The double hyphen caesura around ‘taking my wrist’ is the only point of contact within the poem. This physical unity is shocking to Olds, the caesuras placing metrical emphasis on this moment. It could also be seen as a moment of change within the poem. Following this final contact, ‘we’ is no longer used, falling away to ‘I’ and ‘he’.
I am sitting on the floor. I look up at him,
(…)to catch my cold.” I should not have told him that,
The physical difference between the two people is made clear in line 8. Olds is ‘sitting on the floor’, grounded while he takes the ‘couch’. The poet is ‘look[ing] up at her partner. The spatial levels between them create a sense of dominance, Olds following in her partner’s desire to separate. He physically dominates the scene, even in the early moments of ‘holding’ her wrists. Their relationship is not what it once was, Olds imaging it as a ‘chamber’ of ‘dust I carry around’. The use of ‘dust’ suggests a stagnation, their relationship having faded into dilapidation.
Although their relationship has faded away, Olds still finds a sense of connection with her lover. She takes comfort in the fact that ‘he is drinking/ a wine grown where I was born’. As if the activity of drinking and the location from which the drink came from provides a bridge of connection. This is dubious at best, with Olds revealing her desire for something that isn’t there anymore.
I tell him I will try to fall out of(…)to it, it is my hope.
Olds uses speech throughout the poem, yet does not include the moment that ‘I tell him I will try to fall out of /love with him’. It seems almost like self-censoring, with Olds not wanting to remember this moment. Trivial parts of the conversation, ‘Don’t catch my cold’ are kept, the decision to stop loving is not. This is a depressing moment for Olds, her love being replied as ‘loves me as the mother of our children’. They are no longer in love, her partner now just appreciating her role in their children’s lives.
Her tears are personified, threatening to make ‘burning leaps’ out of her eyes. The sense of ‘burning’ conveys the pain Olds feels, not having come to terms with their breakup. She images these tears like ‘knives’ coming down upon them. These knives ‘outline’ a ‘heart’, plunging into her body. This self-mutilation is emblematic of the emotional pain she feels from the breakup. Olds is not okay, trying to ‘nod’ along to the conversation. The final line is one of ‘hope’, Olds using the anger she feels to ground herself.
Similar Poetry to The Flurry
The sense of in-betweenness that Olds explores in The Flurry is echoed by Owen Sheers. Particularly in the poem Intermission, Sheers creates a moment of being between two stages of life. For Olds, this sense of telling the children will be the final nail in the coffin of their relationship. Sheers uses a physical intermission in the life of a power cut to reflect a similar tone.

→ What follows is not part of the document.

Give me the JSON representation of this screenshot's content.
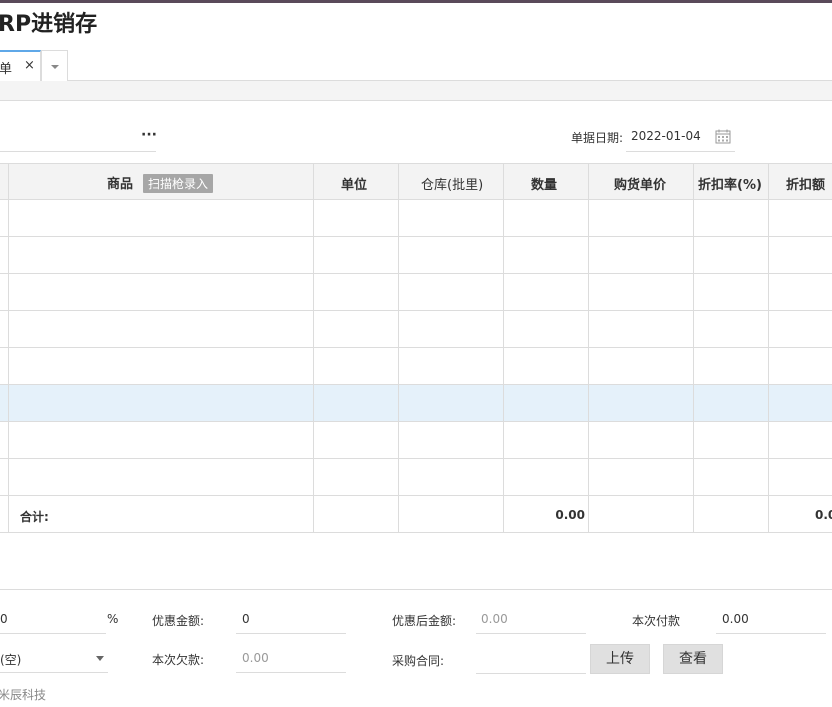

Reginald Gibbons’ Hour also explores breaking up. In their poem, Gibbons melancholically reflects over a past relationship. The darkness of the scene directly contrasts with the vivacity of The Flurry, both share central unrest.